■ What this task involves
Pick every line out of the entries below that holds the string "down", and report them.

■ Task material
--*--
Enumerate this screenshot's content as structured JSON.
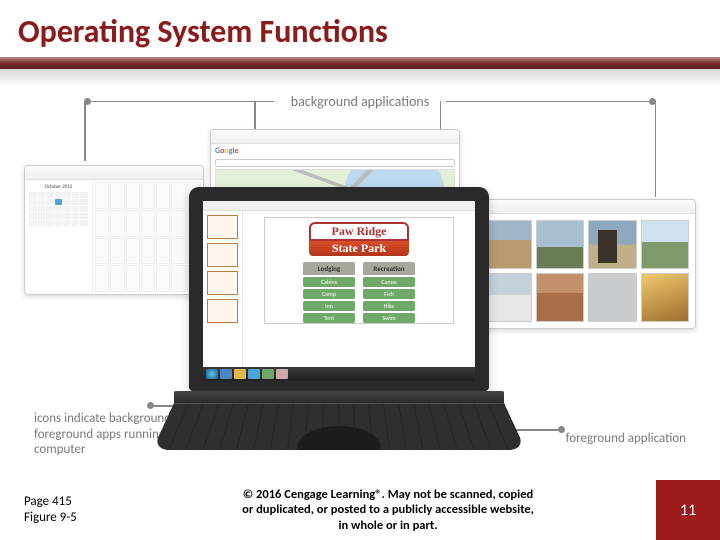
{
  "title": "Operating System Functions",
  "figure": {
    "background_label": "background applications",
    "foreground_label": "foreground application",
    "icons_caption": "icons indicate background and foreground apps running on computer",
    "calendar": {
      "month_label": "October 2015"
    },
    "map": {
      "brand": "Google"
    },
    "park": {
      "name": "Paw Ridge",
      "subtitle": "State Park",
      "sections": {
        "lodging": {
          "header": "Lodging",
          "items": [
            "Cabins",
            "Camp",
            "Inn",
            "Tent"
          ]
        },
        "recreation": {
          "header": "Recreation",
          "items": [
            "Canoe",
            "Fish",
            "Hike",
            "Swim"
          ]
        }
      }
    }
  },
  "footer": {
    "page_ref": "Page 415",
    "figure_ref": "Figure 9-5",
    "copyright_l1": "© 2016 Cengage Learning®. May not be scanned, copied",
    "copyright_l2": "or duplicated, or posted to a publicly accessible website,",
    "copyright_l3": "in whole or in part.",
    "slide_number": "11"
  }
}
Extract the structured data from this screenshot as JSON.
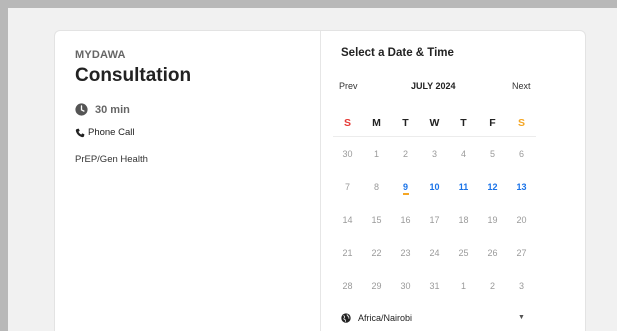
{
  "event": {
    "org": "MYDAWA",
    "title": "Consultation",
    "duration": "30 min",
    "call_type": "Phone Call",
    "service": "PrEP/Gen Health"
  },
  "scheduler": {
    "heading": "Select a Date & Time",
    "prev_label": "Prev",
    "next_label": "Next",
    "month_label": "JULY 2024",
    "weekdays": [
      "S",
      "M",
      "T",
      "W",
      "T",
      "F",
      "S"
    ],
    "weeks": [
      [
        "30",
        "1",
        "2",
        "3",
        "4",
        "5",
        "6"
      ],
      [
        "7",
        "8",
        "9",
        "10",
        "11",
        "12",
        "13"
      ],
      [
        "14",
        "15",
        "16",
        "17",
        "18",
        "19",
        "20"
      ],
      [
        "21",
        "22",
        "23",
        "24",
        "25",
        "26",
        "27"
      ],
      [
        "28",
        "29",
        "30",
        "31",
        "1",
        "2",
        "3"
      ]
    ],
    "timezone": "Africa/Nairobi"
  },
  "colors": {
    "accent": "#1a73e8",
    "sunday": "#e53935",
    "saturday": "#f5a623"
  },
  "icons": [
    "clock-icon",
    "phone-icon",
    "globe-icon",
    "chevron-down-icon"
  ]
}
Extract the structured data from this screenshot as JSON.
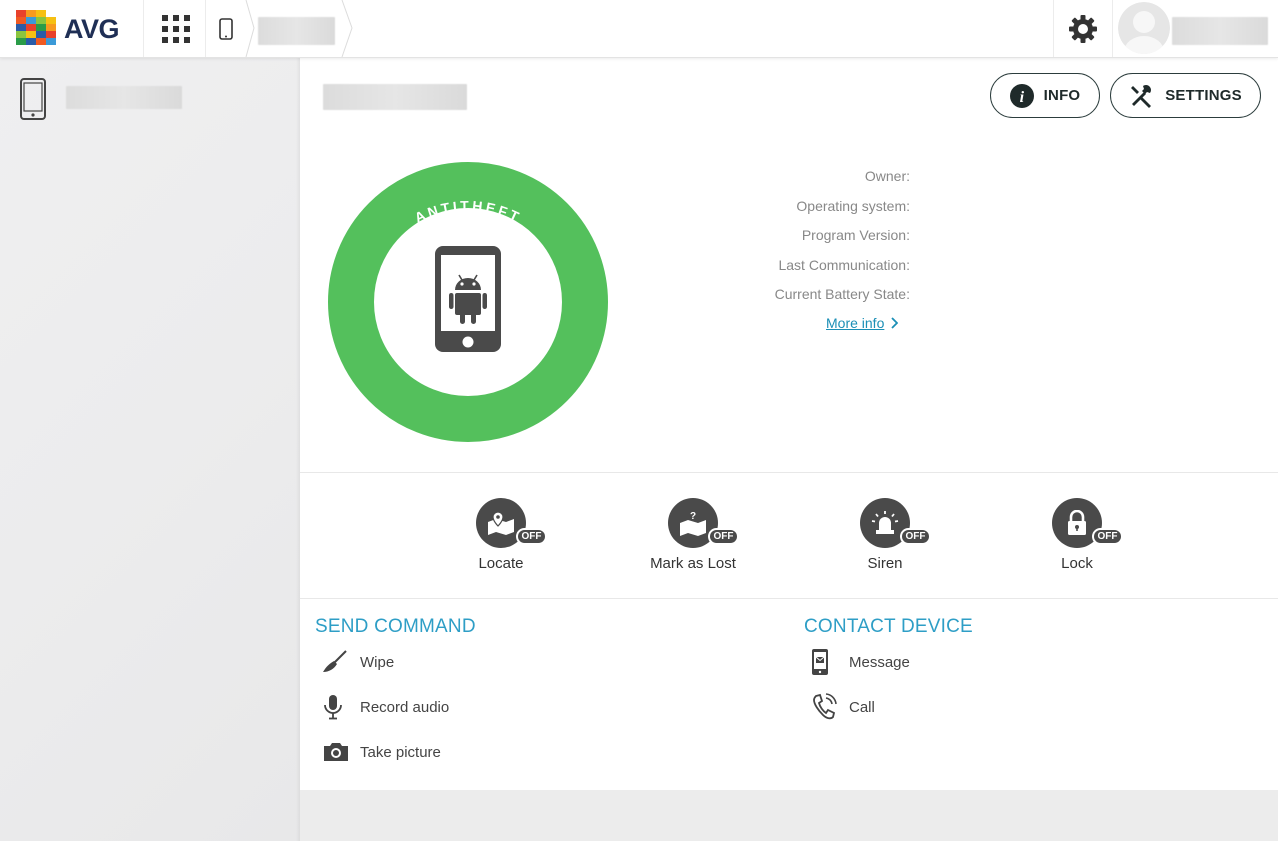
{
  "header": {
    "logo_text": "AVG",
    "icons": {
      "apps": "apps-grid-icon",
      "device": "smartphone-icon",
      "settings": "gear-icon",
      "avatar": "user-avatar"
    }
  },
  "main": {
    "buttons": {
      "info_label": "INFO",
      "settings_label": "SETTINGS"
    },
    "status_ring": {
      "label": "ANTITHEFT",
      "color": "#54c05c"
    },
    "details": {
      "owner_label": "Owner:",
      "os_label": "Operating system:",
      "version_label": "Program Version:",
      "last_comm_label": "Last Communication:",
      "battery_label": "Current Battery State:",
      "more_info_label": "More info"
    },
    "features": [
      {
        "label": "Locate",
        "state": "OFF",
        "icon": "locate-map-icon"
      },
      {
        "label": "Mark as Lost",
        "state": "OFF",
        "icon": "lost-map-icon"
      },
      {
        "label": "Siren",
        "state": "OFF",
        "icon": "siren-icon"
      },
      {
        "label": "Lock",
        "state": "OFF",
        "icon": "lock-icon"
      }
    ],
    "send_command": {
      "title": "SEND COMMAND",
      "items": [
        {
          "label": "Wipe",
          "icon": "broom-icon"
        },
        {
          "label": "Record audio",
          "icon": "microphone-icon"
        },
        {
          "label": "Take picture",
          "icon": "camera-icon"
        }
      ]
    },
    "contact_device": {
      "title": "CONTACT DEVICE",
      "items": [
        {
          "label": "Message",
          "icon": "message-phone-icon"
        },
        {
          "label": "Call",
          "icon": "phone-call-icon"
        }
      ]
    }
  },
  "colors": {
    "accent": "#2e9ec6",
    "link": "#1b8fb6",
    "ring_green": "#54c05c",
    "dark_icon": "#4a4a4a"
  }
}
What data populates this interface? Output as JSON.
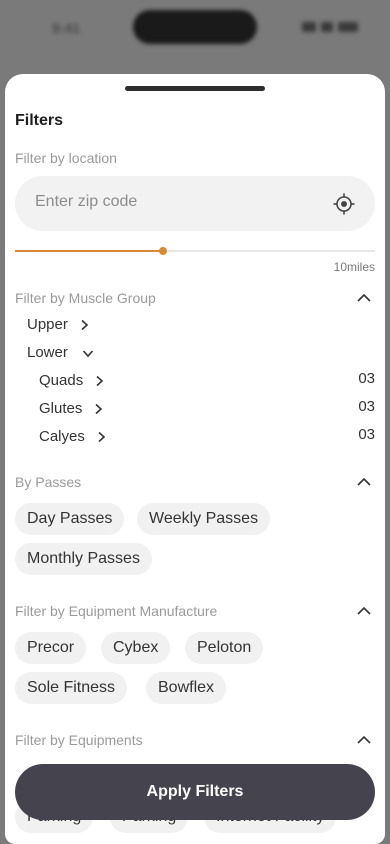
{
  "status_bar": {
    "time": "9:41"
  },
  "sheet": {
    "title": "Filters",
    "location": {
      "label": "Filter by location",
      "zip_placeholder": "Enter zip code",
      "zip_value": "",
      "distance_label": "10miles",
      "distance_fraction": 0.41
    },
    "muscle_group": {
      "label": "Filter by Muscle Group",
      "upper": "Upper",
      "lower": "Lower",
      "sub_items": [
        {
          "label": "Quads",
          "count": "03"
        },
        {
          "label": "Glutes",
          "count": "03"
        },
        {
          "label": "Calyes",
          "count": "03"
        }
      ]
    },
    "passes": {
      "label": "By Passes",
      "chips": [
        "Day Passes",
        "Weekly Passes",
        "Monthly Passes"
      ]
    },
    "manufacturer": {
      "label": "Filter by Equipment Manufacture",
      "chips": [
        "Precor",
        "Cybex",
        "Peloton",
        "Sole Fitness",
        "Bowflex"
      ]
    },
    "equipments": {
      "label": "Filter by Equipments",
      "chips": [
        "Parking",
        "Parking",
        "Internet Facility"
      ]
    },
    "apply_label": "Apply Filters"
  },
  "icons": {
    "collapse": "chevron-up-icon",
    "expand": "chevron-right-icon",
    "expanded": "chevron-down-icon",
    "location": "crosshair-location-icon"
  },
  "colors": {
    "accent": "#d98a35",
    "button": "#45434d",
    "chip": "#f1f1f1"
  }
}
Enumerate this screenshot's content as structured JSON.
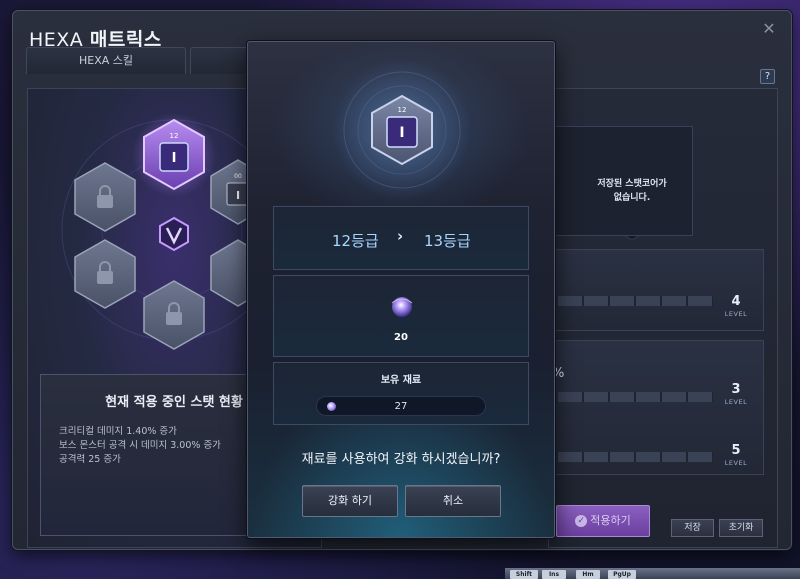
{
  "window": {
    "title_prefix": "HEXA",
    "title_main": "매트릭스",
    "close_label": "✕",
    "help_label": "?"
  },
  "tabs": [
    {
      "label": "HEXA 스킬"
    },
    {
      "label": ""
    }
  ],
  "skill_grid": {
    "selected_node_level": "12",
    "second_node_level": "00"
  },
  "status": {
    "title": "현재 적용 중인 스탯 현황",
    "lines": [
      "크리티컬 데미지 1.40% 증가",
      "보스 몬스터 공격 시 데미지 3.00% 증가",
      "공격력 25 증가"
    ]
  },
  "storage": {
    "line1": "저장된 스탯코어가",
    "line2": "없습니다."
  },
  "stats": {
    "rows": [
      {
        "level": "4"
      },
      {
        "level": "3"
      },
      {
        "level": "5"
      }
    ],
    "level_word": "LEVEL",
    "percent_text": "%"
  },
  "buttons": {
    "apply": "적용하기",
    "save": "저장",
    "reset": "초기화"
  },
  "modal": {
    "icon_level": "12",
    "grade_from": "12등급",
    "grade_arrow": "›",
    "grade_to": "13등급",
    "material_count": "20",
    "own_title": "보유 재료",
    "own_count": "27",
    "confirm_text": "재료를 사용하여 강화 하시겠습니까?",
    "enhance_button": "강화 하기",
    "cancel_button": "취소"
  },
  "taskbar": {
    "keys": [
      "Shift",
      "Ins",
      "Hm",
      "PgUp"
    ]
  },
  "colors": {
    "accent_purple": "#8a5fc0",
    "grade_blue": "#a8d6ff",
    "window_bg": "#2a2f3d"
  }
}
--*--
■ Expected answer
    "chevron-down-icon"
    "expanded": "chevron-down-icon",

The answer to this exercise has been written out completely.